- **Assignment**: Determine how many lines in the entries below hold "threshold". Respond with that number only.

------------

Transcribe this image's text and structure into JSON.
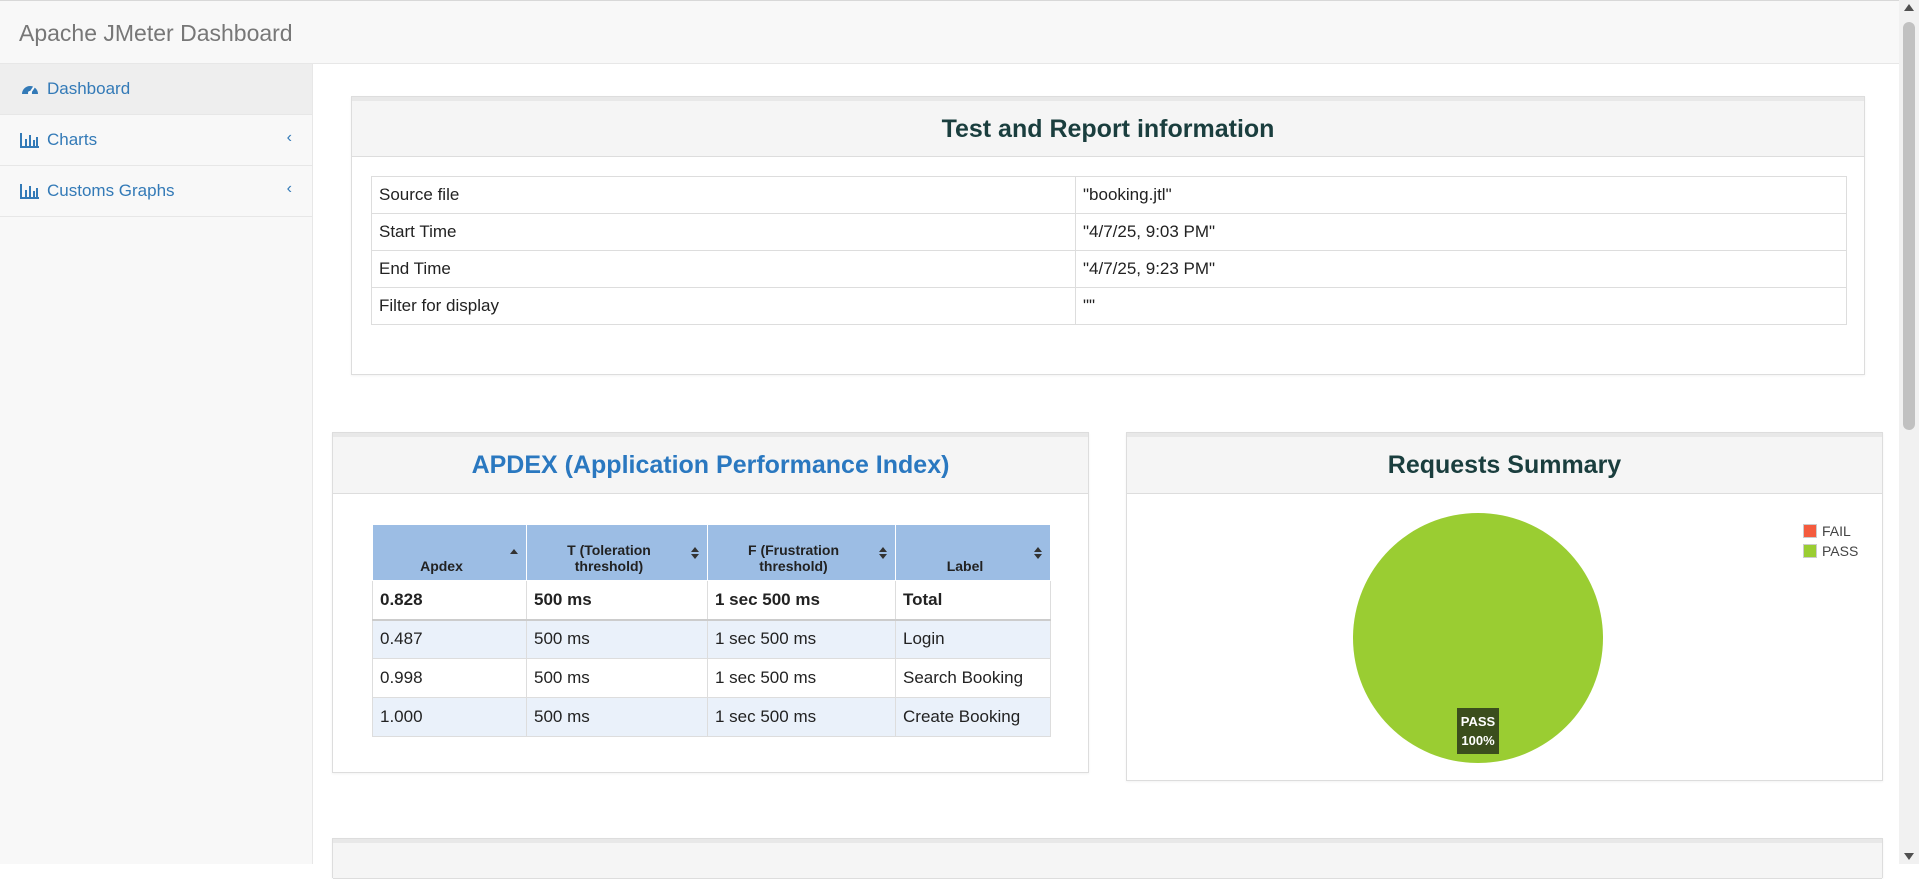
{
  "app": {
    "title": "Apache JMeter Dashboard"
  },
  "sidebar": {
    "items": [
      {
        "label": "Dashboard",
        "icon": "dashboard-icon",
        "active": true
      },
      {
        "label": "Charts",
        "icon": "bar-chart-icon"
      },
      {
        "label": "Customs Graphs",
        "icon": "bar-chart-icon"
      }
    ]
  },
  "test_info": {
    "title": "Test and Report information",
    "rows": [
      {
        "key": "Source file",
        "value": "\"booking.jtl\""
      },
      {
        "key": "Start Time",
        "value": "\"4/7/25, 9:03 PM\""
      },
      {
        "key": "End Time",
        "value": "\"4/7/25, 9:23 PM\""
      },
      {
        "key": "Filter for display",
        "value": "\"\""
      }
    ]
  },
  "apdex": {
    "title": "APDEX (Application Performance Index)",
    "headers": [
      "Apdex",
      "T (Toleration threshold)",
      "F (Frustration threshold)",
      "Label"
    ],
    "rows": [
      [
        "0.828",
        "500 ms",
        "1 sec 500 ms",
        "Total"
      ],
      [
        "0.487",
        "500 ms",
        "1 sec 500 ms",
        "Login"
      ],
      [
        "0.998",
        "500 ms",
        "1 sec 500 ms",
        "Search Booking"
      ],
      [
        "1.000",
        "500 ms",
        "1 sec 500 ms",
        "Create Booking"
      ]
    ]
  },
  "requests_summary": {
    "title": "Requests Summary",
    "legend": [
      {
        "label": "FAIL",
        "color": "#f45b3e"
      },
      {
        "label": "PASS",
        "color": "#9acd32"
      }
    ],
    "slice_label": "PASS",
    "slice_percent": "100%"
  },
  "chart_data": {
    "type": "pie",
    "categories": [
      "FAIL",
      "PASS"
    ],
    "values": [
      0,
      100
    ]
  },
  "colors": {
    "link": "#337ab7",
    "pass": "#9acd32",
    "fail": "#f45b3e",
    "apdex_header": "#9cbde4"
  }
}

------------

- **Response for this exercise**: 2